(CNSNews.com) - Under the Affordable Care Act, the Health and Human Services Department is spending billions of dollars to expand community health clinics, which are mainly staffed by nurse practitioners and physician assistants.
"It's going to be one part of a complex part of the health care system," Dr. Ezekiel Emanuel, one of the architects of Obamacare, told Fox News's Bill O'Reilly Tuesday night. "So if your kid has a sore throat and you want to find out if it's strep throat, or your kid has what appears to be an ear infection and you want to find out if it's otitis media -- you really don't need to go to the pediatrician. You can go to these clinics."
"But there aren't any doctors," O'Reilly said.
"Well, you don't need a doctor for every part of your health care," Emanuel responded.
"You don't need a doctor," O'Reilly echoed. "If I want a strep throat diagnosis, I don't want Lenny who just came out of the community college..."

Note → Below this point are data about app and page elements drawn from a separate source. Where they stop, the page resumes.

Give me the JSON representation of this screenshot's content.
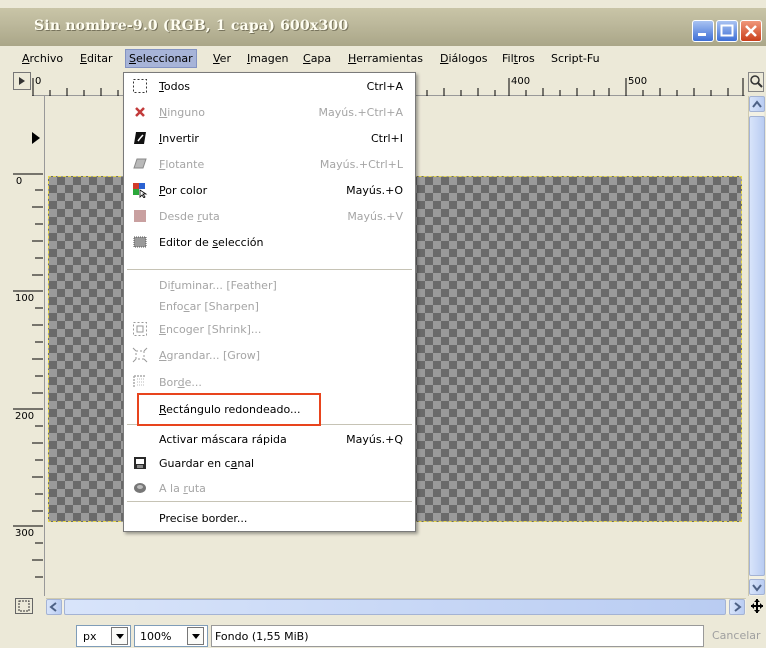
{
  "window": {
    "title": "Sin nombre-9.0 (RGB, 1 capa) 600x300"
  },
  "menubar": {
    "items": [
      {
        "label": "Archivo",
        "u": "A",
        "rest": "rchivo"
      },
      {
        "label": "Editar",
        "u": "E",
        "rest": "ditar"
      },
      {
        "label": "Seleccionar",
        "u": "S",
        "rest": "eleccionar"
      },
      {
        "label": "Ver",
        "u": "V",
        "rest": "er"
      },
      {
        "label": "Imagen",
        "u": "I",
        "rest": "magen"
      },
      {
        "label": "Capa",
        "u": "C",
        "rest": "apa"
      },
      {
        "label": "Herramientas",
        "u": "H",
        "rest": "erramientas"
      },
      {
        "label": "Diálogos",
        "u": "D",
        "rest": "iálogos"
      },
      {
        "label": "Filtros",
        "pre": "Fil",
        "u": "t",
        "rest": "ros"
      },
      {
        "label": "Script-Fu",
        "u": "",
        "rest": "Script-Fu"
      }
    ]
  },
  "ruler": {
    "h_labels": [
      "0",
      "400",
      "500"
    ],
    "v_labels": [
      "0",
      "100",
      "200",
      "300"
    ]
  },
  "select_menu": {
    "items": [
      {
        "label": "Todos",
        "u": "T",
        "rest": "odos",
        "accel": "Ctrl+A",
        "icon": "select-all-icon",
        "disabled": false
      },
      {
        "label": "Ninguno",
        "u": "N",
        "rest": "inguno",
        "accel": "Mayús.+Ctrl+A",
        "icon": "select-none-icon",
        "disabled": true
      },
      {
        "label": "Invertir",
        "u": "I",
        "rest": "nvertir",
        "accel": "Ctrl+I",
        "icon": "invert-selection-icon",
        "disabled": false
      },
      {
        "label": "Flotante",
        "u": "F",
        "rest": "lotante",
        "accel": "Mayús.+Ctrl+L",
        "icon": "float-selection-icon",
        "disabled": true
      },
      {
        "label": "Por color",
        "u": "P",
        "rest": "or color",
        "accel": "Mayús.+O",
        "icon": "select-by-color-icon",
        "disabled": false
      },
      {
        "label": "Desde ruta",
        "pre": "Desde ",
        "u": "r",
        "rest": "uta",
        "accel": "Mayús.+V",
        "icon": "path-to-selection-icon",
        "disabled": true
      },
      {
        "label": "Editor de selección",
        "pre": "Editor de ",
        "u": "s",
        "rest": "elección",
        "accel": "",
        "icon": "selection-editor-icon",
        "disabled": false
      },
      {
        "label": "Difuminar... [Feather]",
        "pre": "Di",
        "u": "f",
        "rest": "uminar... [Feather]",
        "accel": "",
        "icon": "",
        "disabled": true
      },
      {
        "label": "Enfocar [Sharpen]",
        "pre": "Enfo",
        "u": "c",
        "rest": "ar [Sharpen]",
        "accel": "",
        "icon": "",
        "disabled": true
      },
      {
        "label": "Encoger [Shrink]...",
        "u": "E",
        "rest": "ncoger [Shrink]...",
        "accel": "",
        "icon": "shrink-selection-icon",
        "disabled": true
      },
      {
        "label": "Agrandar... [Grow]",
        "u": "A",
        "rest": "grandar... [Grow]",
        "accel": "",
        "icon": "grow-selection-icon",
        "disabled": true
      },
      {
        "label": "Borde...",
        "pre": "Bor",
        "u": "d",
        "rest": "e...",
        "accel": "",
        "icon": "border-selection-icon",
        "disabled": true
      },
      {
        "label": "Rectángulo redondeado...",
        "u": "R",
        "rest": "ectángulo redondeado...",
        "accel": "",
        "icon": "",
        "disabled": false
      },
      {
        "label": "Activar máscara rápida",
        "u": "",
        "rest": "Activar máscara rápida",
        "accel": "Mayús.+Q",
        "icon": "",
        "disabled": false
      },
      {
        "label": "Guardar en canal",
        "pre": "Guardar en c",
        "u": "a",
        "rest": "nal",
        "accel": "",
        "icon": "save-to-channel-icon",
        "disabled": false
      },
      {
        "label": "A la ruta",
        "pre": "A la ",
        "u": "r",
        "rest": "uta",
        "accel": "",
        "icon": "selection-to-path-icon",
        "disabled": true
      },
      {
        "label": "Precise border...",
        "u": "",
        "rest": "Precise border...",
        "accel": "",
        "icon": "",
        "disabled": false
      }
    ]
  },
  "statusbar": {
    "unit": "px",
    "zoom": "100%",
    "status": "Fondo (1,55 MiB)",
    "cancel": "Cancelar"
  },
  "colors": {
    "menu_highlight_box": "#e8441d",
    "checker_dark": "#6a6a6a",
    "checker_light": "#9a9a9a",
    "selection_marquee": "#e8d84a"
  }
}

"Excuse me, but those are nurse practitioners -- it's not Lenny out of a community college," Emanuel said. "And it is just putting a swab back there and getting a strep throat assessment."
Emanuel said electronic health records make it possible for the clinic to send the diagnosis to a patient's primary physician.

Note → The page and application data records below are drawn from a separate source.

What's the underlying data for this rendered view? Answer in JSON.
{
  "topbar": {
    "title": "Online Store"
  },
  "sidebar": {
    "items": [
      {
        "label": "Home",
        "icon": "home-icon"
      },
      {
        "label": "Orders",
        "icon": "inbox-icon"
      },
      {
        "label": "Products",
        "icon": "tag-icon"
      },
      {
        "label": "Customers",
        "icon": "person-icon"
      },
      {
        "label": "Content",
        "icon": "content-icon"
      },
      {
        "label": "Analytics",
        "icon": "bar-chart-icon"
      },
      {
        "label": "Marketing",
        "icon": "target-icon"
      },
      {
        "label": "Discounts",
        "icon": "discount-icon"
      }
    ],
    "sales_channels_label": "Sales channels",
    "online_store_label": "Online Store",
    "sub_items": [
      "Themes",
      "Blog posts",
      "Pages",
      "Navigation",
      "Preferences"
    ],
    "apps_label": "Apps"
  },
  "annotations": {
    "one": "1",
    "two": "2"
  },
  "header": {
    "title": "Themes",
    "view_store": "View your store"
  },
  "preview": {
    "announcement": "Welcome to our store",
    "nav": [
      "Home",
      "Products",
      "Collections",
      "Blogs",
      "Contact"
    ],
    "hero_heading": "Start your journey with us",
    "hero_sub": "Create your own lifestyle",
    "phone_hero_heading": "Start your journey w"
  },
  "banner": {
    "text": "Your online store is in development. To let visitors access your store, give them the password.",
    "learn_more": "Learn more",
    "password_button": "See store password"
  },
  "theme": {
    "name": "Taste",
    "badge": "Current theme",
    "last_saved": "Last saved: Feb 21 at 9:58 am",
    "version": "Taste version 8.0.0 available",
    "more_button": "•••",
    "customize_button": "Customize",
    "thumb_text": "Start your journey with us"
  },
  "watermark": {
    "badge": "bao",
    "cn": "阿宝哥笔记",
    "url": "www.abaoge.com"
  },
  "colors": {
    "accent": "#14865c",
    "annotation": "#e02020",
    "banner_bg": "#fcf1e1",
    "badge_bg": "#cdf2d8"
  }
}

"Are you worried?" O'Reilly asked. "Say you had VD, STD -- I'm sure you don't."
"Please, don't insult me," Emanuel replied.
O'Reilly said he's worried about the privacy of electronic medical records.

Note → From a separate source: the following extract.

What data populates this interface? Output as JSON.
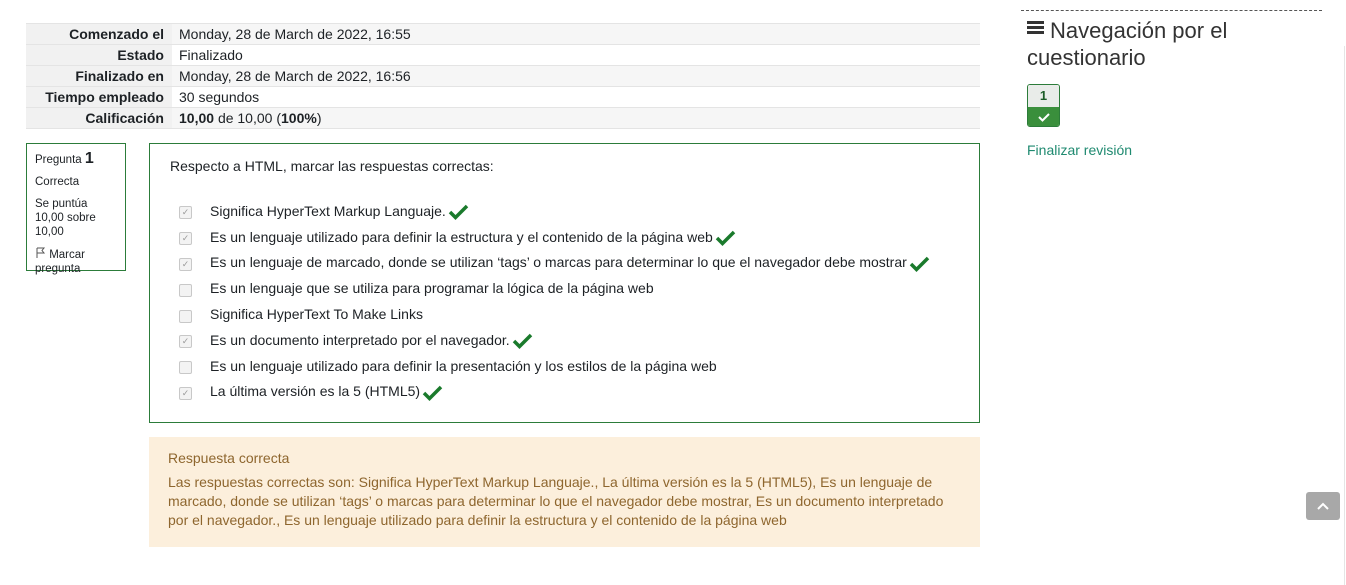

"We have laws to protect the privacy," Emanuel said. Several times, he accused O'Reilly of "sowing fear with no grounds."
"You know me, I'm afraid of everything," O'Reilly said. "Say TMZ offers somebody like $5,000 to get a famous person's medical records. Is that unheard of? Is that unheard of? Come on, is that unheard of? You know it goes on all the time."
"They will not, they have high security and everyone is well aware of this, and they are taking it seriously. And if they -- if they didn't, they would have already offered that for electronic health records and we would have seen the breach."
Emanuel said 80 percent of doctors now use electronic health records -- "and there has not been that kind of breach... And there is not a single case, Mr. O'Reilly, of those medical records being breached for things like STDs or a very famous Hollywood star's medical records."